Eric Myers Jazz

work in progress



This section includes essays on various jazz subjects, written by a number of writers. Contributions are welcome. Writers interested in contributing are welcome to contact the editor by filling out the form in the CONTACT tab. Photographs to illustrate those essays are welcome. Readers can click on the INDEX button for a list of articles in this folder.

Ade Monsbourgh  Photo credit Ron Jobe

Ade Monsbourgh

Photo credit Ron Jobe


by Bruce Johnson

Jazz Magazine, December 1981 and January/February, 1982

The debate on whether or not there is a distinctively Australian jazz rumbles like a perennially empty stomach, and with occasional bursts of flatulence. On both sides of the question there’s an abundance of simple-minded vigour, desperately romantic affirmations opposed to humourless and impatient denials. It was probably first suggested that there is such a thing as an Australian jazz spirit by the English when they heard the Bell band in 1947. But since then there has been little or no attempt to argue the point with any sustained attention to the evidence of the music itself…



by Gail Brennan/John Clare

Jazz Magazine, Winter, 1986

Think of the places where you have heard memorable jazz or even jazz history in the making, or places you have visited in the knowledge that great sessions have taken place there. So many of them have a subterranean aspect, or are reached by fire escape, have a dinginess and claustrophobia, or are simply nondescript.
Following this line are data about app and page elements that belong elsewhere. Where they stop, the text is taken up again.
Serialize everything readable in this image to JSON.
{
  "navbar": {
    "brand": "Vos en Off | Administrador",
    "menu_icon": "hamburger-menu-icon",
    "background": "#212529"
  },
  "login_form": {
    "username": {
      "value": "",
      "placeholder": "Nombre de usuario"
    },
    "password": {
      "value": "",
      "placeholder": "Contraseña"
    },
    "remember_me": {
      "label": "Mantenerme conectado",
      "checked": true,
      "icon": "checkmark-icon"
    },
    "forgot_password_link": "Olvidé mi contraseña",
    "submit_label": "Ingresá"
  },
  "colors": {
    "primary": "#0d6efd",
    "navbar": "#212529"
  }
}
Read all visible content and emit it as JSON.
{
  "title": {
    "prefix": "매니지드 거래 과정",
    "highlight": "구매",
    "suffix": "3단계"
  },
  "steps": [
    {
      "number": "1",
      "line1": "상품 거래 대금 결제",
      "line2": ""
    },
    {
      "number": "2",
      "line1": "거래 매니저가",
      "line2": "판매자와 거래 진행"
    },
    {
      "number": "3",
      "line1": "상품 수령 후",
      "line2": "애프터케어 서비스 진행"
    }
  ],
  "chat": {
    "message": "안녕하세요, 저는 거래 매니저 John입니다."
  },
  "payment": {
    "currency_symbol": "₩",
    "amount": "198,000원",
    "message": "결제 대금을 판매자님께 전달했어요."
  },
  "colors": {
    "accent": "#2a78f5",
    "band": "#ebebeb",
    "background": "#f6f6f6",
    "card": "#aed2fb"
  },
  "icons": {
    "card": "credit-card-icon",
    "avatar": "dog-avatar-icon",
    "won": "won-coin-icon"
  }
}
The Jazz Centre 44 at St Kilda, Melbourne, was not like that at all in the late 1950s…

Bob Sedergreen

Bob Sedergreen


by Adrian Jackson

Jazz Magazine, December, 1981

Over the last decade, I have had the pleasure of hearing pianist Bob Sedergreen play on many occasions: with vibist Alan Lee, with a succession of bands led by Brian Brown, as the focal point of the Ted Vining Trio, with Onaje, as the wild card in Peter Gaudion’s Blues Express, providing fairly heroic support to visiting stars Jimmy Witherspoon, Phil Woods, Richie Cole and Milt Jackson, even solo…